(Page and application data records)

>>

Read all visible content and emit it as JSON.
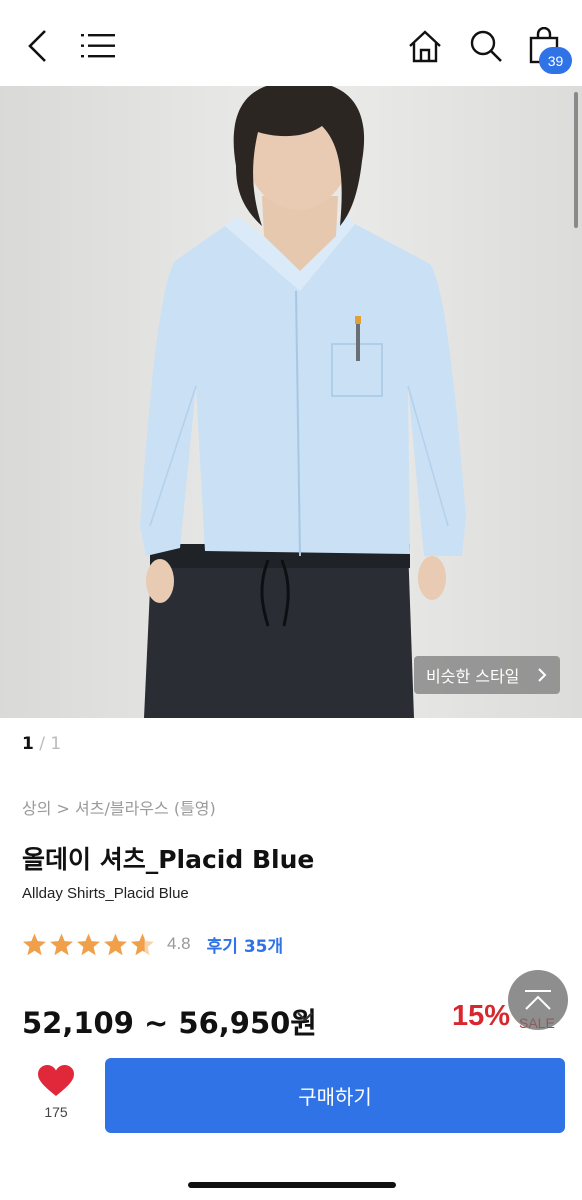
{
  "header": {
    "cart_count": "39"
  },
  "hero": {
    "similar_style_label": "비슷한 스타일"
  },
  "pager": {
    "current": "1",
    "separator_total": " / 1"
  },
  "product": {
    "category": "상의 > 셔츠/블라우스 (틀영)",
    "title": "올데이 셔츠_Placid Blue",
    "subtitle": "Allday Shirts_Placid Blue",
    "rating": "4.8",
    "rating_value": 4.8,
    "reviews": "후기 35개",
    "price": "52,109 ~ 56,950원",
    "discount": "15%",
    "sale_label": "SALE"
  },
  "bottom_bar": {
    "like_count": "175",
    "buy_label": "구매하기"
  },
  "colors": {
    "accent": "#2f73e6",
    "discount": "#d8282f",
    "star": "#f0a04b",
    "like": "#e0283a"
  }
}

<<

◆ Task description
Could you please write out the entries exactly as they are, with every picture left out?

◆ Answer to the problem
Read all visible content and emit it as JSON.
{
  "header": {
    "cart_count": "39"
  },
  "hero": {
    "similar_style_label": "비슷한 스타일"
  },
  "pager": {
    "current": "1",
    "separator_total": " / 1"
  },
  "product": {
    "category": "상의 > 셔츠/블라우스 (틀영)",
    "title": "올데이 셔츠_Placid Blue",
    "subtitle": "Allday Shirts_Placid Blue",
    "rating": "4.8",
    "rating_value": 4.8,
    "reviews": "후기 35개",
    "price": "52,109 ~ 56,950원",
    "discount": "15%",
    "sale_label": "SALE"
  },
  "bottom_bar": {
    "like_count": "175",
    "buy_label": "구매하기"
  },
  "colors": {
    "accent": "#2f73e6",
    "discount": "#d8282f",
    "star": "#f0a04b",
    "like": "#e0283a"
  }
}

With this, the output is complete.